Decolonization Of Research And Evaluation

In her foundational work on decolonizing research, Maori educator, Linda Tuhiwai Smith, describes the imperialism inherent in Western research and offers a framework for a research agenda that honors and builds the cultural life of a people4.

Margaret Kovach notes that knowledge is neither acultural nor apolitical, and there is a need to recognize distinctly Indigenous ways of knowing that influence one’s approach to doing research and by extension, evaluation (1).

Shawn Wilson defines research as ceremony and outlines an Indigenous approach based on relational accountability. He argues that research and evaluation methods need to be understood within the community context (relate to the community) and demonstrate respect, reciprocity, and responsibility, which makes them accountable (5).

Critical Reflections

→ How does your program engage in evaluation?

→ Does it reflect an Indigenous theory?

→ How does your program work to decolonize the lives and lived spaces of Native students?

→ How does evaluation help you tell your story of change?

Indigenous Evaluation In Practice

Indigenous Evaluation Framework: Telling our Story in Our Place (3): In 2002, AIHEC began a five-year project to define an Indigenous framework for evaluation.
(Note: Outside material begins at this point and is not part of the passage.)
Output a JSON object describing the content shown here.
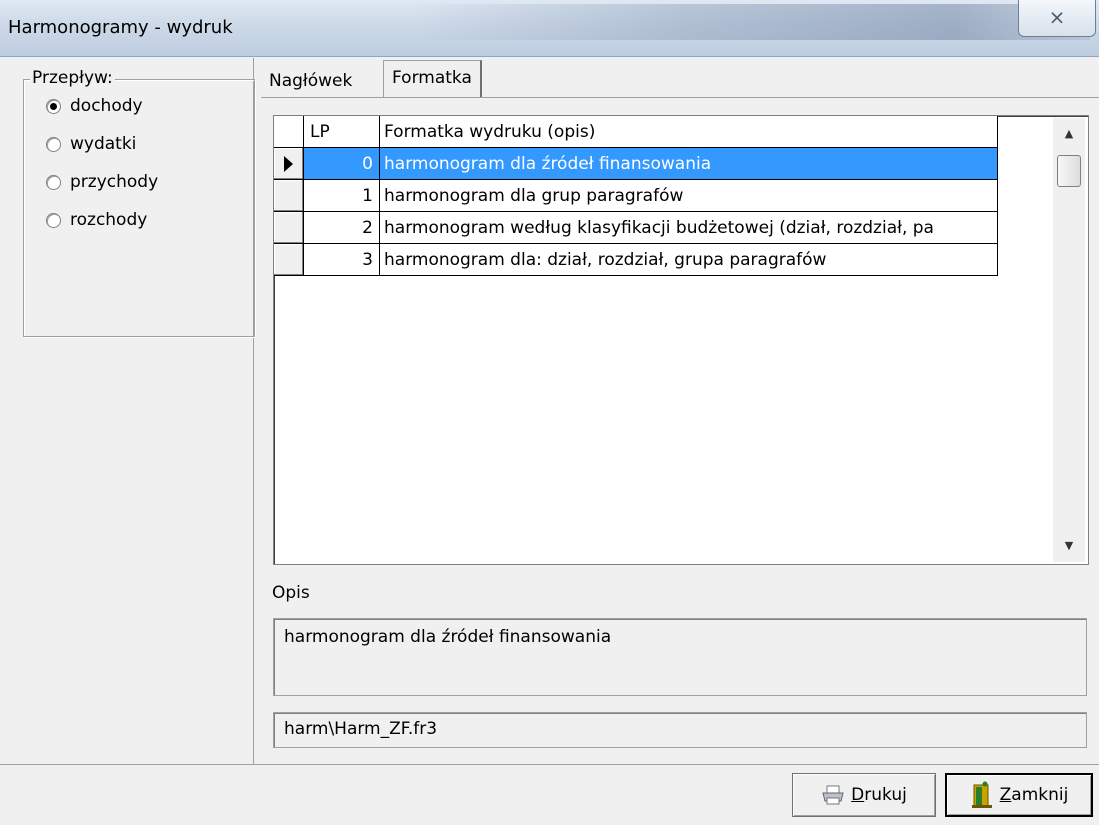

After conducting extensive focus groups across a number of tribal communities, a training curriculum was developed for educators in tribal colleges and reservation K-12 schools. Recognizing the role of research and evaluation as knowledge creation, the authors of the AIHEC evaluation framework note that an Indigenous world view is fundamental to informing an Indigenous approach. An indigenous worldview embodies the notion that all things are living, spiritual entities and interrelated, including knowledge.
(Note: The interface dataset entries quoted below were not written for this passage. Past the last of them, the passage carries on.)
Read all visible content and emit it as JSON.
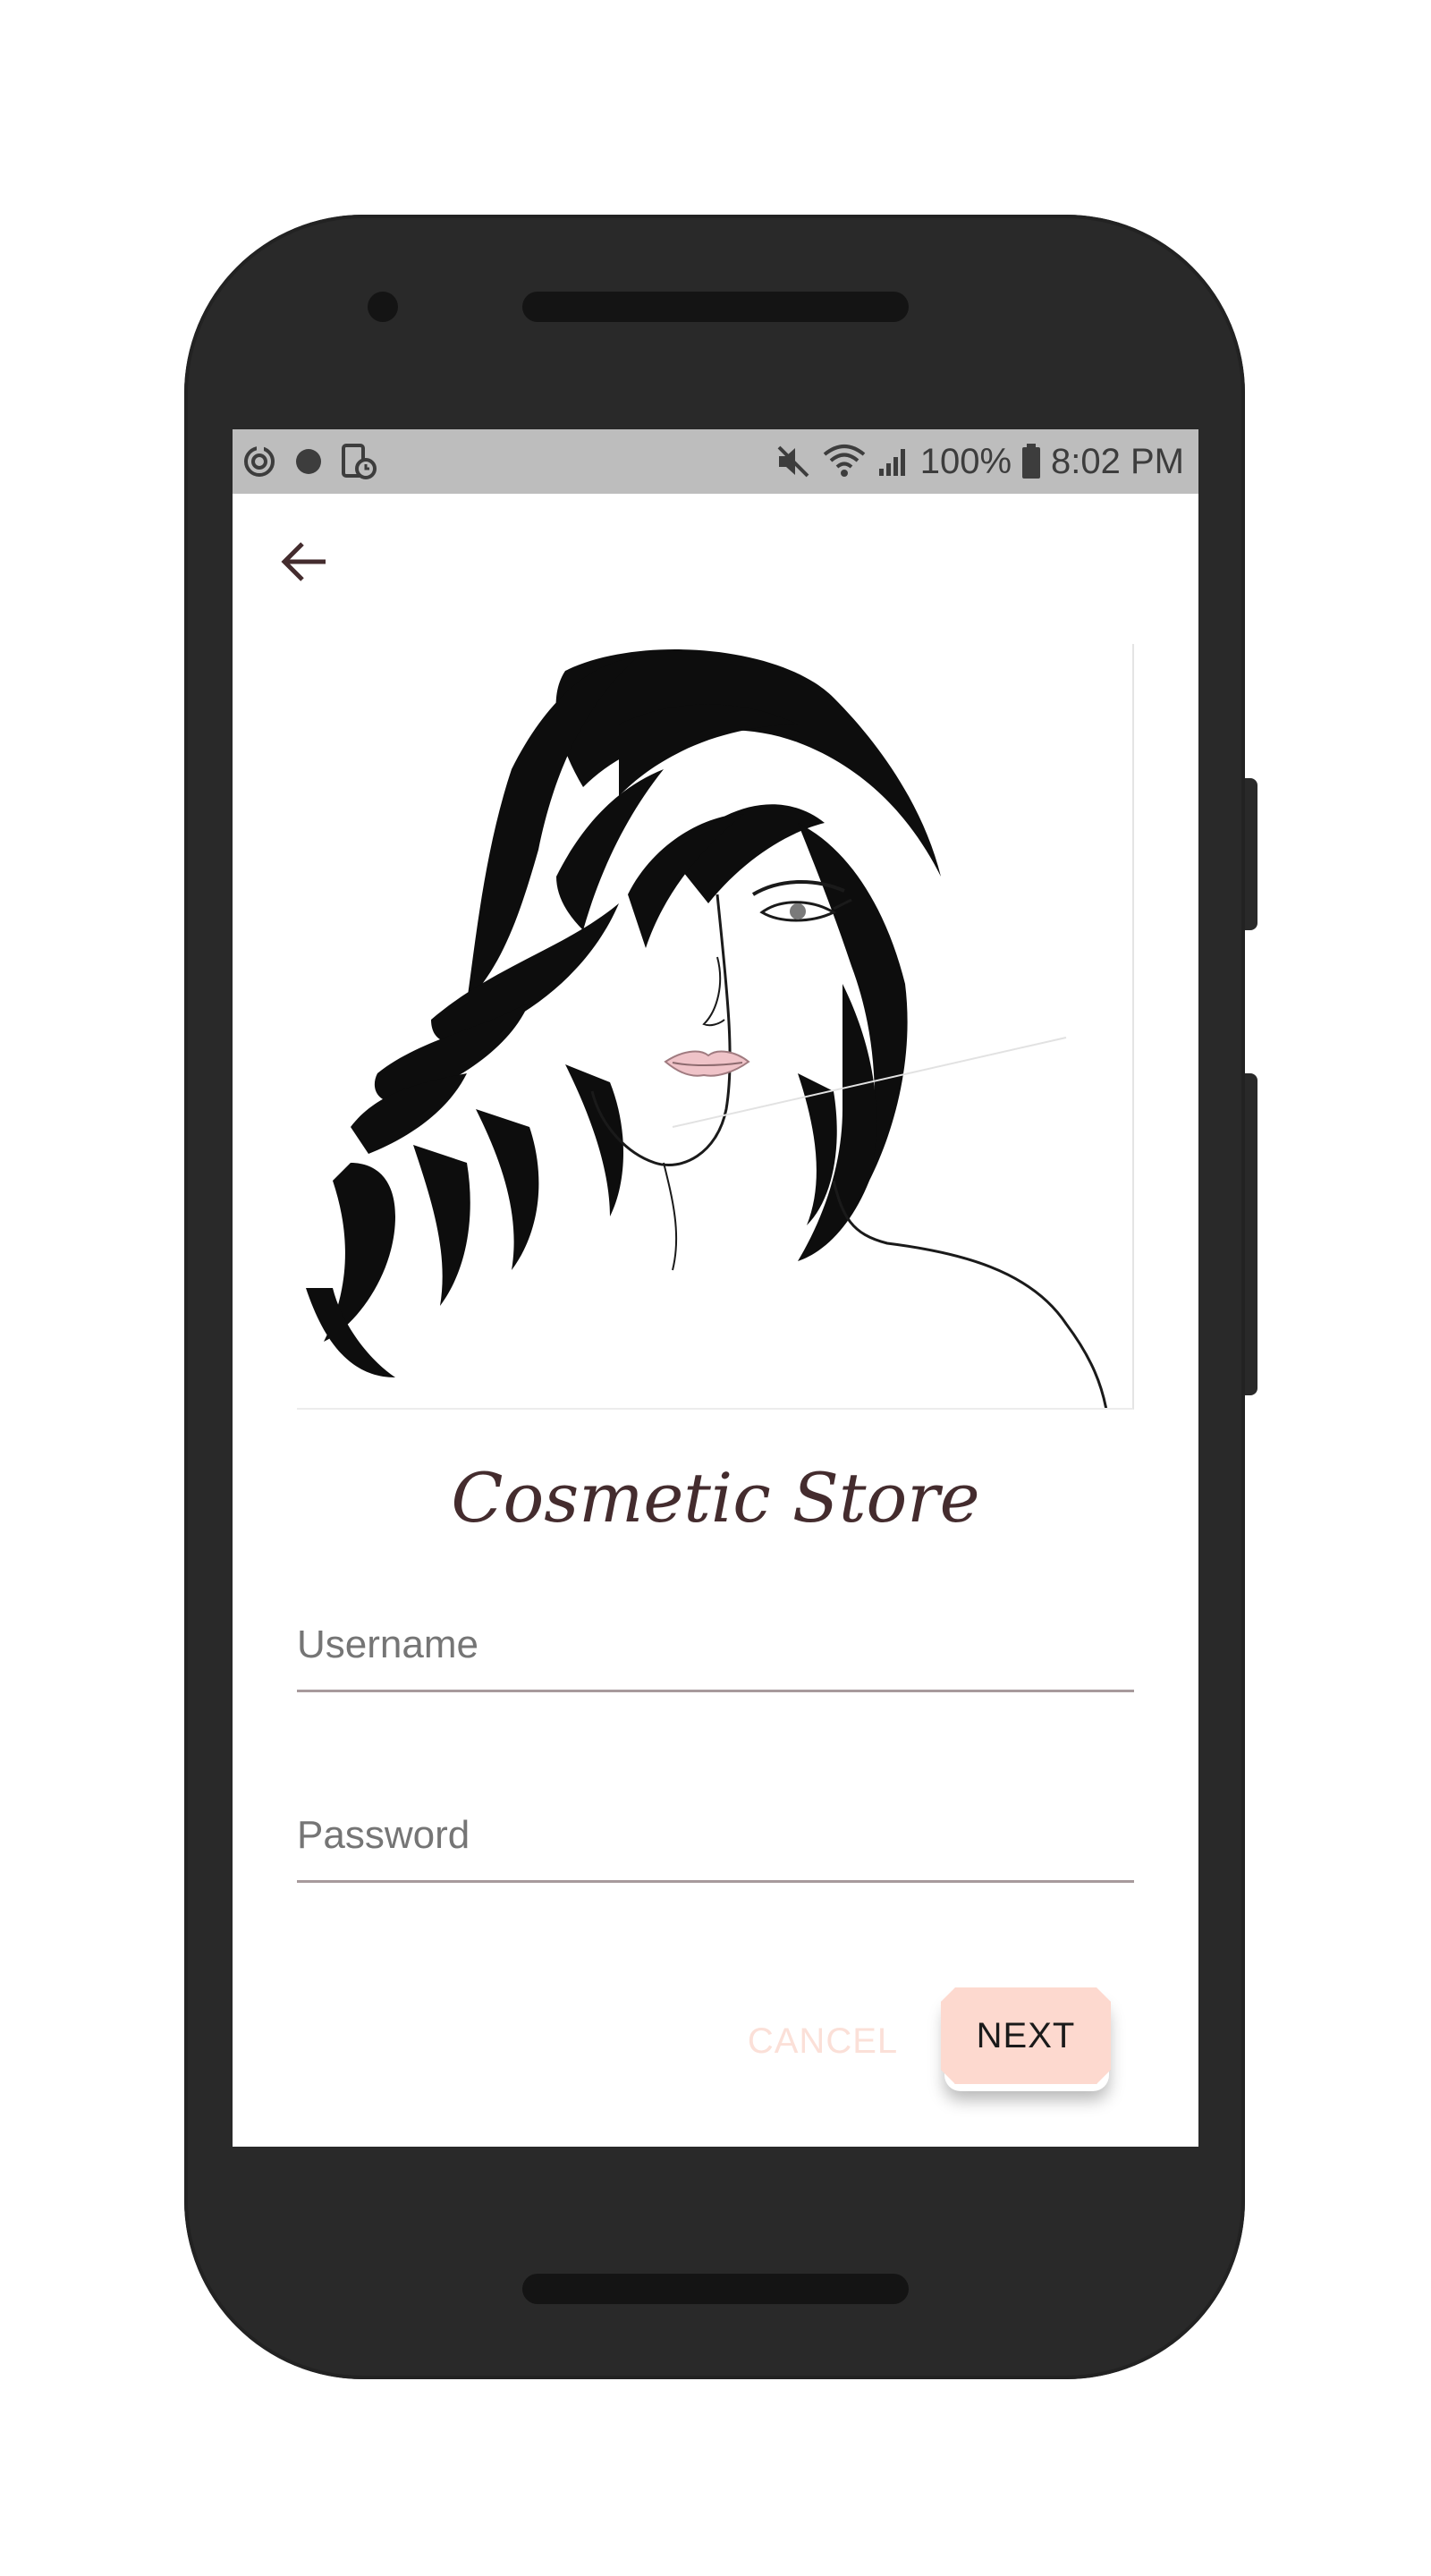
{
  "status_bar": {
    "left_icons": [
      "sync-icon",
      "notification-dot-icon",
      "screenshot-icon"
    ],
    "right_icons": [
      "mute-icon",
      "wifi-icon",
      "signal-icon"
    ],
    "battery": "100%",
    "time": "8:02 PM"
  },
  "app": {
    "title": "Cosmetic Store",
    "back_icon": "arrow-back-icon",
    "illustration": "woman-portrait-illustration"
  },
  "form": {
    "username_placeholder": "Username",
    "password_placeholder": "Password",
    "cancel_label": "CANCEL",
    "next_label": "NEXT"
  },
  "colors": {
    "primary_text": "#442c2e",
    "accent": "#fdd9cf",
    "cancel_text": "#fbe0d8",
    "device": "#292929"
  }
}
Also, there is a profound sense of place woven throughout native thought (6,7). It is this sense of place that gives rise to a tribal culture.

The Roadmap for Collaborative and Effective Evaluation in Tribal Communities was developed by the Child Welfare Research & Evaluation Tribal Workgroup for the Children’s Bureau (8). The seven values align closely with the core values of the Indigenous Evaluation Framework. Below are a sample of the core values described in each of the frameworks.

→ See below for the links to the downloadable PDFs of each framework and the References section for website address.


1. Kovach M. Indigenous methodologies; Characteristics, conversations, and contexts. Toronto, Ontario, Canada: University of Toronto Press; 2010.

2. Weber-Pillwax C. Indigenous research methodology: Exploratory discussion of an elusive subject. JET. 1999; 33(1): 31-45.

3. LaFrance J, Nichols R. Indigenous evaluation framework: Telling our story in our place and time. Alexandria (VA): American Indian Higher Education Consortium (AIHEC); 2009.

4. Smith LT. Decolonizing methodologies: Research and indigenous peoples. London (UK): Zed Books Ltd; 1999.

5. Wilson S. Research as ceremony: Indigenous research methods. Blackpoint (NS): Fernwood Publishing; 2008.

6. Basso KH. Wisdom sits in places: Landscape and language among the Western Apache. Albuquerque (NM): University of New Mexico Press; 1996.

7. Cajete G. Native science: Natural laws of interdependence. Santa Fe (NM): Clear Light Publishers; 2000.

8. Childwelfare Research & Evaluation Tribal Workgroup. A roadmap for collaborative and eff ective evaluation in tribal communities. Children’s Bureau, Administration for Children and Families, U.S. Department of Health and Human Services. Washington (DC); 2013. http://www.acf. les/cb/tribal_roadmap.pdf



Indigenous Education Tools is a part of the Building Capacity And Cultivating Innovation project (BCCI). BCCI is designed to develop resources and practices that will have exponential impacts on efforts to improve Native student success across a variety of sectors.

Indigenous Education Tools / BCCI Project Contacts:

Megan Bang-
Charlene Nolan-
Gabriel de Los Angeles-